Apple has left very little room for developers to maneuver, and where the industry will go on the subject of incentives only time will tell. 

#4: Timing is everything 

One area that Apple has left noticeably vague is the subject of when developers must obtain user consent before they can access their IDFA.

This detail offers developers a decent amount of breathing room. For example, developers can delay the timing of a pop-up until the user has enjoyed the app for an extended amount of time. 

Once users are invested and the timing is right, then developers may push a consent-related pop-up. Users may have enjoyed their app-based two-line phone system, for example, enough to agree to this. 

However, this scenario does deprive developers of the ability to maximize the amount of tracked data. Every day that passes without user consent is a day without prospective revenue. 

Certainly, the correct timings will differ between developers, although rough guidelines may be drawn up after an appropriate amount of research and development by the industry. 

#5: Developers don’t need to disclose everything

Whilst Apple has certainly laid down the gauntlet for developers everywhere, there are inherent limitations to the information they require. Obviously, they can’t ask for everything. 

Developers must therefore be conscious of what information is optional and what isn’t. Potential items that fall into the former category are as follows:

  • Data that won’t be shared with data brokers
  • Data that isn’t to be used for advertising or marketing purposes 
  • Data that is infrequently collected and isn’t part of the app’s primary functionality 
  • Data that is provided by users themselves

It’s that last line, in particular, that should be of note to those looking to monetize potential data sources.
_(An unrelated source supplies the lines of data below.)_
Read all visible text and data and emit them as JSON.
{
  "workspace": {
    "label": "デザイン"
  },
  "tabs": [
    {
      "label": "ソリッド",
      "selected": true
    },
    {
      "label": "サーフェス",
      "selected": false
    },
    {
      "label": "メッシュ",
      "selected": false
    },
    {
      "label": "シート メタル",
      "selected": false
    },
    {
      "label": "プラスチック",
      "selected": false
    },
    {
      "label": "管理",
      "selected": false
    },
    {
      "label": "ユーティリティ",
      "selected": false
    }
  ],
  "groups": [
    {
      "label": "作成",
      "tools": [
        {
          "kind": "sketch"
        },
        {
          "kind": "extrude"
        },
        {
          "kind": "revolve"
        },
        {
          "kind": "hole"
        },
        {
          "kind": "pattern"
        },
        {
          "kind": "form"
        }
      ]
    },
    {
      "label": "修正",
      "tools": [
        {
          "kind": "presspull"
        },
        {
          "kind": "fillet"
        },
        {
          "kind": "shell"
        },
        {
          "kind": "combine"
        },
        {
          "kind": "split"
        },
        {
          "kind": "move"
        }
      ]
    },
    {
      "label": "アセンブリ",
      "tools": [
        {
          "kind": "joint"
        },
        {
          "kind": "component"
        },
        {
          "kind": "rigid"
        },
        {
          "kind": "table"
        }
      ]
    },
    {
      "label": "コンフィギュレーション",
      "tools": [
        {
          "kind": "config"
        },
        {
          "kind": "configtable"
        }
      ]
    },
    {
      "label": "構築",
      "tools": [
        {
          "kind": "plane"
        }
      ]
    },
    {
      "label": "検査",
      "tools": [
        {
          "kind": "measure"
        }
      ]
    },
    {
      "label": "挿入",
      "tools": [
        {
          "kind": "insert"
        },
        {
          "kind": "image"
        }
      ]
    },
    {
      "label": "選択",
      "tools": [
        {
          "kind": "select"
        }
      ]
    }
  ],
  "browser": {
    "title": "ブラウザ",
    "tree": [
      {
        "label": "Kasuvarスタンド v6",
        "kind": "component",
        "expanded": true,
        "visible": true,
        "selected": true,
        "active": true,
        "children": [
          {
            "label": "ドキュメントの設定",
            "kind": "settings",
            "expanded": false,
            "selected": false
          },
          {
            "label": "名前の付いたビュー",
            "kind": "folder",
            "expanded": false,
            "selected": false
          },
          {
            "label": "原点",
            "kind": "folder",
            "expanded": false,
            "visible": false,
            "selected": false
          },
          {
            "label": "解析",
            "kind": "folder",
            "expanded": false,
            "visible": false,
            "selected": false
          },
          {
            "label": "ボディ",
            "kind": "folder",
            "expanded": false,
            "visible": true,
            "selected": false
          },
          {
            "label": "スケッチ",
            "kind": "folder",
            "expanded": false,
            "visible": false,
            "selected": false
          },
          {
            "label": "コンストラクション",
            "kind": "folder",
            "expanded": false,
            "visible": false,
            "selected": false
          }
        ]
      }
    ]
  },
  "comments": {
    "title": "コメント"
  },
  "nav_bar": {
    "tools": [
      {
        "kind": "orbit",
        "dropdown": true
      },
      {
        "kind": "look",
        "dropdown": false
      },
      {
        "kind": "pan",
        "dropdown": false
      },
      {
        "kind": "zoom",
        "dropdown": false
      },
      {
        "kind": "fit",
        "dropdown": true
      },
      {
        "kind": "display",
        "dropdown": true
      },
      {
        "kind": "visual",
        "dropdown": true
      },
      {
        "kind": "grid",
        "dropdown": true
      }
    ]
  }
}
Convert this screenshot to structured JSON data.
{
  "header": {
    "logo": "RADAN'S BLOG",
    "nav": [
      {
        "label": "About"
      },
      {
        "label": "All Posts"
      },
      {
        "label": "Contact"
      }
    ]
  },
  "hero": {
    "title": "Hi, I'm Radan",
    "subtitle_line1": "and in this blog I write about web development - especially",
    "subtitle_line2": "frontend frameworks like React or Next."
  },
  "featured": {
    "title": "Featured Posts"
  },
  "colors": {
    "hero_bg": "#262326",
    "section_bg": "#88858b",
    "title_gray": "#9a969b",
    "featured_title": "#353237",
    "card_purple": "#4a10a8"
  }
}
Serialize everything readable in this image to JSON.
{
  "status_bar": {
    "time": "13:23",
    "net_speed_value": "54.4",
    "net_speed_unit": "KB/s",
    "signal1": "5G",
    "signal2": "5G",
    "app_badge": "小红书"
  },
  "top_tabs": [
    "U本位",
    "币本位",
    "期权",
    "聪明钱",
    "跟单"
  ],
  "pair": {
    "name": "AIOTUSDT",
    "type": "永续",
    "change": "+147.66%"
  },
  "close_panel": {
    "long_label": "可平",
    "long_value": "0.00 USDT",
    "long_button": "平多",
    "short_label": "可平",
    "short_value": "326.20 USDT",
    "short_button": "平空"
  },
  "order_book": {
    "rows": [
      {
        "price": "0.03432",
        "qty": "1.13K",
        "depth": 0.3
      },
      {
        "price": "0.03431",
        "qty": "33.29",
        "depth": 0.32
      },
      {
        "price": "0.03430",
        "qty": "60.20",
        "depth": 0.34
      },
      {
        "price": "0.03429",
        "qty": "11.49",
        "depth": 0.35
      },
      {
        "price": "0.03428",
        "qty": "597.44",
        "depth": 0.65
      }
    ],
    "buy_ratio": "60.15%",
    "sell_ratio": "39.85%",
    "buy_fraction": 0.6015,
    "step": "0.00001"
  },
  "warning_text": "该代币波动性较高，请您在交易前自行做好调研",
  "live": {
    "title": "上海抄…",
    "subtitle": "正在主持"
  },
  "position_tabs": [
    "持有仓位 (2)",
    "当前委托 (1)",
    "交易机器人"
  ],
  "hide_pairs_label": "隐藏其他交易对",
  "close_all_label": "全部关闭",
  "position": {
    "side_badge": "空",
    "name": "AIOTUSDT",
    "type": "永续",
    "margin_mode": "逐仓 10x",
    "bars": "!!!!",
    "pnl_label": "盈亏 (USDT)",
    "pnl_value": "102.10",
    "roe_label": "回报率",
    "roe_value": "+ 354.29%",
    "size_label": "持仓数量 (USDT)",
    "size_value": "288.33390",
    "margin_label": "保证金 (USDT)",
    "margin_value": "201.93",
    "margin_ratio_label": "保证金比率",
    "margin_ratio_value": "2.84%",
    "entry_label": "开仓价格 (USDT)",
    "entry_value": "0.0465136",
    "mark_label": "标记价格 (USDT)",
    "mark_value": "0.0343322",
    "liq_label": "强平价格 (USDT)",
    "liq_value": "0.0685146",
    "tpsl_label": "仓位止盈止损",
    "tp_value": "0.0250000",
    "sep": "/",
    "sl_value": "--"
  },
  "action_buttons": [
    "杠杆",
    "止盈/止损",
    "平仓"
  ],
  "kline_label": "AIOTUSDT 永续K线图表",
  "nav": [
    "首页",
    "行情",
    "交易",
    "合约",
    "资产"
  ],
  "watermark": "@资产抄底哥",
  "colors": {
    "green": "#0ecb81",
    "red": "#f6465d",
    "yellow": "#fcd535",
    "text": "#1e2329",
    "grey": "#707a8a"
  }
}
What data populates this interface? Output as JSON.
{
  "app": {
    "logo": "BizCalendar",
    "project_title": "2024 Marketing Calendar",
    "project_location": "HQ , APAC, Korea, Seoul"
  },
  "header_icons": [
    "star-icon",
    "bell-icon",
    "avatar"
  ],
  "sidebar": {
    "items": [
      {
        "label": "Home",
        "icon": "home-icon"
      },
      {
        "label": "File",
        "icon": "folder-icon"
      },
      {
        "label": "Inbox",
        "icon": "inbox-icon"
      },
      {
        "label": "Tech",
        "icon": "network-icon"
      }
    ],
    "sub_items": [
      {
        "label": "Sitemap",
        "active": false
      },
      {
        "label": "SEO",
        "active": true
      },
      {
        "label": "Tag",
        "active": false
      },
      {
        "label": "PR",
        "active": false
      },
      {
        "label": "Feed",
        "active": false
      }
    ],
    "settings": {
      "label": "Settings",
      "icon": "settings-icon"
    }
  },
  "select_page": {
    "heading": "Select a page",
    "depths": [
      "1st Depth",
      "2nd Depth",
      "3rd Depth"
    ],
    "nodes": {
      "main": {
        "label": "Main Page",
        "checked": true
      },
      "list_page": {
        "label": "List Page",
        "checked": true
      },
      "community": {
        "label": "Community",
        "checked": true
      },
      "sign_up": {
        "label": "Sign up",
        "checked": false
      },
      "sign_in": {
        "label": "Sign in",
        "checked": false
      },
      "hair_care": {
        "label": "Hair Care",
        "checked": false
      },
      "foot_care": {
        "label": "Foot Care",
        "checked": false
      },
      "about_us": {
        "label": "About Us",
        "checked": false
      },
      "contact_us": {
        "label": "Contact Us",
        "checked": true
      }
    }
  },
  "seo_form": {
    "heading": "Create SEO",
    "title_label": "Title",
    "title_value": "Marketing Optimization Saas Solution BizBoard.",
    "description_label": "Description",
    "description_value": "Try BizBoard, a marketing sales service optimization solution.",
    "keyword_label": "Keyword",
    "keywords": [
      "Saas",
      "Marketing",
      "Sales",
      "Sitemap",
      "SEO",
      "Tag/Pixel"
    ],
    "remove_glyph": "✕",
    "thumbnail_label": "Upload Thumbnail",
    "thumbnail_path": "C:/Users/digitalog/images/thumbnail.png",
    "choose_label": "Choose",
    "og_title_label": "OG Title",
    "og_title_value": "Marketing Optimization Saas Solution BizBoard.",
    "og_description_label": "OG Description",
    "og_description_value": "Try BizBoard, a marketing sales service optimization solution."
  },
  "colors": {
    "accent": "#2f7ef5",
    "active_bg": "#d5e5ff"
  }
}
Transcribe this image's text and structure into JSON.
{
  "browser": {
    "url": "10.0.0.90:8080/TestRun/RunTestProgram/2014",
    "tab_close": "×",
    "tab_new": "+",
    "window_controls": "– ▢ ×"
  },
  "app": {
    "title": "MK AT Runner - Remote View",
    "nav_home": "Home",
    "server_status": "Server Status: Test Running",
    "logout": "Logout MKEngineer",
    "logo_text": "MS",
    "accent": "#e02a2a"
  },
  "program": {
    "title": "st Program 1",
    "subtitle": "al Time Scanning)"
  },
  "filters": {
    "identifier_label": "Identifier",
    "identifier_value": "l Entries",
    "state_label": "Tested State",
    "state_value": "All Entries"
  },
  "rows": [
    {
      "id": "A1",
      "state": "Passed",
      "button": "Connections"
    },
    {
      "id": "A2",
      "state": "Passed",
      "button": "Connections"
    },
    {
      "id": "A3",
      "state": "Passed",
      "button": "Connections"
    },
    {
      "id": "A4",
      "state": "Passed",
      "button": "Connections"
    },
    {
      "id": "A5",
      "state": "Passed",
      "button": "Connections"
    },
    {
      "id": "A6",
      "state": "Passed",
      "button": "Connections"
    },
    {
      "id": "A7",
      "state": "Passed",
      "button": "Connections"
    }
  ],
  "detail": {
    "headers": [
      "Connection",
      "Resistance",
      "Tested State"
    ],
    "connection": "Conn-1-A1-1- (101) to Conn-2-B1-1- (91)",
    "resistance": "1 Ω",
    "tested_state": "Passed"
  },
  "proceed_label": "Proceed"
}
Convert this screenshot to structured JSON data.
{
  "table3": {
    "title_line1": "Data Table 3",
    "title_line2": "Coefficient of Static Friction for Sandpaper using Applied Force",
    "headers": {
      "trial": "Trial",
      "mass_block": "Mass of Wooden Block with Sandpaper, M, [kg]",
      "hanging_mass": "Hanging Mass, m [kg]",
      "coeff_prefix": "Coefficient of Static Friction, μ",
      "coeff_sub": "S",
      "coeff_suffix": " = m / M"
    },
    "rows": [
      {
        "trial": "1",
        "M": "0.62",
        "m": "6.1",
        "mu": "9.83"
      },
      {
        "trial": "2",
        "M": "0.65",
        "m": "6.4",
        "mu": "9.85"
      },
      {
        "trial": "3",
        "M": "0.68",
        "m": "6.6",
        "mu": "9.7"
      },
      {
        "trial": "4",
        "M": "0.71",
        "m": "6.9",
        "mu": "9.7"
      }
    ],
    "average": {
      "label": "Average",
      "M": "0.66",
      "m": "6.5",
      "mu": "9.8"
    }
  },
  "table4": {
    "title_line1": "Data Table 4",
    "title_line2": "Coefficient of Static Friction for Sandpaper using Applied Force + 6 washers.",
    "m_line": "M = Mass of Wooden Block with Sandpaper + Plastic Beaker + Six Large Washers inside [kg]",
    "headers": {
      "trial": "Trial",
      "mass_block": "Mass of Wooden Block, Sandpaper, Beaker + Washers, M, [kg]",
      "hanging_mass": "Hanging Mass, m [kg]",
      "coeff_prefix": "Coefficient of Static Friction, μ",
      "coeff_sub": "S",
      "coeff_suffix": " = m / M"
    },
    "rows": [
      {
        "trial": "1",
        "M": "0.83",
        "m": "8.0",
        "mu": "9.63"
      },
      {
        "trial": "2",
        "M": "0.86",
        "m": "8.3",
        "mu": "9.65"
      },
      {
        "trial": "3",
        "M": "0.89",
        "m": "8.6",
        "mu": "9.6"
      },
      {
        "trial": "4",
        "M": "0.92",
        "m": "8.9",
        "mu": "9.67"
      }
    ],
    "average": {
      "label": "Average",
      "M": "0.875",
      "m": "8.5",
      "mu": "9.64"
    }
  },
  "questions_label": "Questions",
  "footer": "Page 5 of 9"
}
Should users provide the information themselves, they may as well have used electronic signature software to declare their consent.

The question, then, will be how to incentivize them to do so without breaching Apple’s stringent guidelines. It’s one developers must quickly find answers to. 

Far and away, obtaining user consent is the most pressing issue for developers at this moment. Everything else, from the number of users sharing their IDFAs to the continued success of platforms like Facebook, will flow from there. 

John Allen, is the “Billion Dollar SEO,” known for effectively scaling enterprise SEO teams. With over 14 years of experience and an extensive background in building and optimizing digital marketing programs he currently directs all SEO activity for RingCentral, a global UCaaS, VoIP, and contact center software provider, globally. He has written for websites such as Hubspot and Toolbox. Here is his LinkedIn info.

Dennis Sellers
the authorDennis Sellers
Dennis Sellers is the news editor of Apple World Today. He’s been an “Apple journalist” since 1995 (starting with the first big Apple news site, MacCentral). He loves to read, run, play sports, and watch movies.